━━━ GIVEN RECORDS ━━━

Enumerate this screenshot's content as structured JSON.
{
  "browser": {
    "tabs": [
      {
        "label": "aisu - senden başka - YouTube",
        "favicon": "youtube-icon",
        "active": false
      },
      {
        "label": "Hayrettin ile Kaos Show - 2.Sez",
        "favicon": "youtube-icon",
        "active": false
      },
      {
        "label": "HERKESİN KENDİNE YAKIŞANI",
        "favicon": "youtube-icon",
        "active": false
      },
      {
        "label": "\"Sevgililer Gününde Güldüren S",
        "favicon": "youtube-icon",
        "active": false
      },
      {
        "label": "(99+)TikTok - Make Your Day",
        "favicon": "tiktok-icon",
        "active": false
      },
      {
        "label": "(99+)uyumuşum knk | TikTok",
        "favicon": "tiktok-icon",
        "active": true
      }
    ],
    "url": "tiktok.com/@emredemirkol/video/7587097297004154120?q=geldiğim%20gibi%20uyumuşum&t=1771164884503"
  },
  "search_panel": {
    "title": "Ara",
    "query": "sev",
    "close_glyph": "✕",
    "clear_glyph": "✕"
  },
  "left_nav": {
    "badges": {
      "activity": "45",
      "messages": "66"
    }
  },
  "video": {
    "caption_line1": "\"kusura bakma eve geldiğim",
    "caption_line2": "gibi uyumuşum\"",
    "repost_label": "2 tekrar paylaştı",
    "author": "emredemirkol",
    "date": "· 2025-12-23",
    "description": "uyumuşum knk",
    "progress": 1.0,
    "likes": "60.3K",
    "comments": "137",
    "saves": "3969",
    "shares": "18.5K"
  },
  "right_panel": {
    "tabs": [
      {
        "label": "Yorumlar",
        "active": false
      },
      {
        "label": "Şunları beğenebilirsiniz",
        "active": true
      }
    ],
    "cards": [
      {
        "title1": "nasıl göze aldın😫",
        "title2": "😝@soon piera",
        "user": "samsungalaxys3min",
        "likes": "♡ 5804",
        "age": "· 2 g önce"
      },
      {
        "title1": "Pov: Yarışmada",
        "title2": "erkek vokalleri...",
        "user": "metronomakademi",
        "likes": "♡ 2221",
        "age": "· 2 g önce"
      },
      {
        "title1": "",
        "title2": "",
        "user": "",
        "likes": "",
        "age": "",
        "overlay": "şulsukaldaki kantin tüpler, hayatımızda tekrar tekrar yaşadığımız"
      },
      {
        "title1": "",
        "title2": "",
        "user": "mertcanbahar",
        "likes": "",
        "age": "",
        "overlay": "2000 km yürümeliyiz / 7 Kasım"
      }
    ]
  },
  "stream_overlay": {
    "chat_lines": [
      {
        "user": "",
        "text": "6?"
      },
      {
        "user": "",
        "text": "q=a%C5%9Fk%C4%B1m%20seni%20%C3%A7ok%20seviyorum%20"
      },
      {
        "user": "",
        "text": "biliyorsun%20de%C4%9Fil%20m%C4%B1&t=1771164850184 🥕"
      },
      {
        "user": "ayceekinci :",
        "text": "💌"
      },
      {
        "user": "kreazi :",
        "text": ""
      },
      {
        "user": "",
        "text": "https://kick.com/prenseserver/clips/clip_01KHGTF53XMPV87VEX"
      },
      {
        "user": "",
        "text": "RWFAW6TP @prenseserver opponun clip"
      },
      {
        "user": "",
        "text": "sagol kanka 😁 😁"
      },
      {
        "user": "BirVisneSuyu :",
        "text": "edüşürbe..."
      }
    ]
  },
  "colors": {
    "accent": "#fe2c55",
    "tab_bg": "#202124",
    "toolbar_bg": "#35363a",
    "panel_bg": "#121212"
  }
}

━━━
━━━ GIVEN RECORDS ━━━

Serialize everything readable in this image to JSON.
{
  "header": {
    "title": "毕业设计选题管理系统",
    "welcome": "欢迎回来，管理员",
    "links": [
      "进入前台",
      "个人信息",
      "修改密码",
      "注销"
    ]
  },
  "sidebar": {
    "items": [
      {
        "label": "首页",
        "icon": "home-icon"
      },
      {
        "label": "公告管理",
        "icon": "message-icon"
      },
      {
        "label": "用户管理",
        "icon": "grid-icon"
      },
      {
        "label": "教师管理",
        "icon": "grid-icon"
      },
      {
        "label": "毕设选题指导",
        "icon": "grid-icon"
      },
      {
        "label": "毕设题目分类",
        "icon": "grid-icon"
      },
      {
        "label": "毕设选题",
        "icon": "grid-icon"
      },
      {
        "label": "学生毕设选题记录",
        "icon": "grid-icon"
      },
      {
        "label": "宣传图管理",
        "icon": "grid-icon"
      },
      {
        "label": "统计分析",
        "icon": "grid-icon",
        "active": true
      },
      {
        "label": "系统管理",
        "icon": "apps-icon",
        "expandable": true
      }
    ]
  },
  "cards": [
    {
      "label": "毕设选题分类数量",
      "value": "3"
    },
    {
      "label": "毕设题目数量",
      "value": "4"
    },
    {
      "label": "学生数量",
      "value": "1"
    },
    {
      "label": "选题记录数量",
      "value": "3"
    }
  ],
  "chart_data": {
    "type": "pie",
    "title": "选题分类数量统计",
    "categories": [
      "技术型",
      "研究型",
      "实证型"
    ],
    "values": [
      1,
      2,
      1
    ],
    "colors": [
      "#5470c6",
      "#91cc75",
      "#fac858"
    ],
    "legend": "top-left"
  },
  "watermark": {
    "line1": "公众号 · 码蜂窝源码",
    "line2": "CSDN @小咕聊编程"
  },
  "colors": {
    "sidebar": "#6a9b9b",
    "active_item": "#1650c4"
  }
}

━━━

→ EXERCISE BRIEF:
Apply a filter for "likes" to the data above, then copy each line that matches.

→ TASK RESPONSE:
    "likes": "60.3K",
        "likes": "♡ 5804",
        "likes": "♡ 2221",
        "likes": "",
        "likes": "",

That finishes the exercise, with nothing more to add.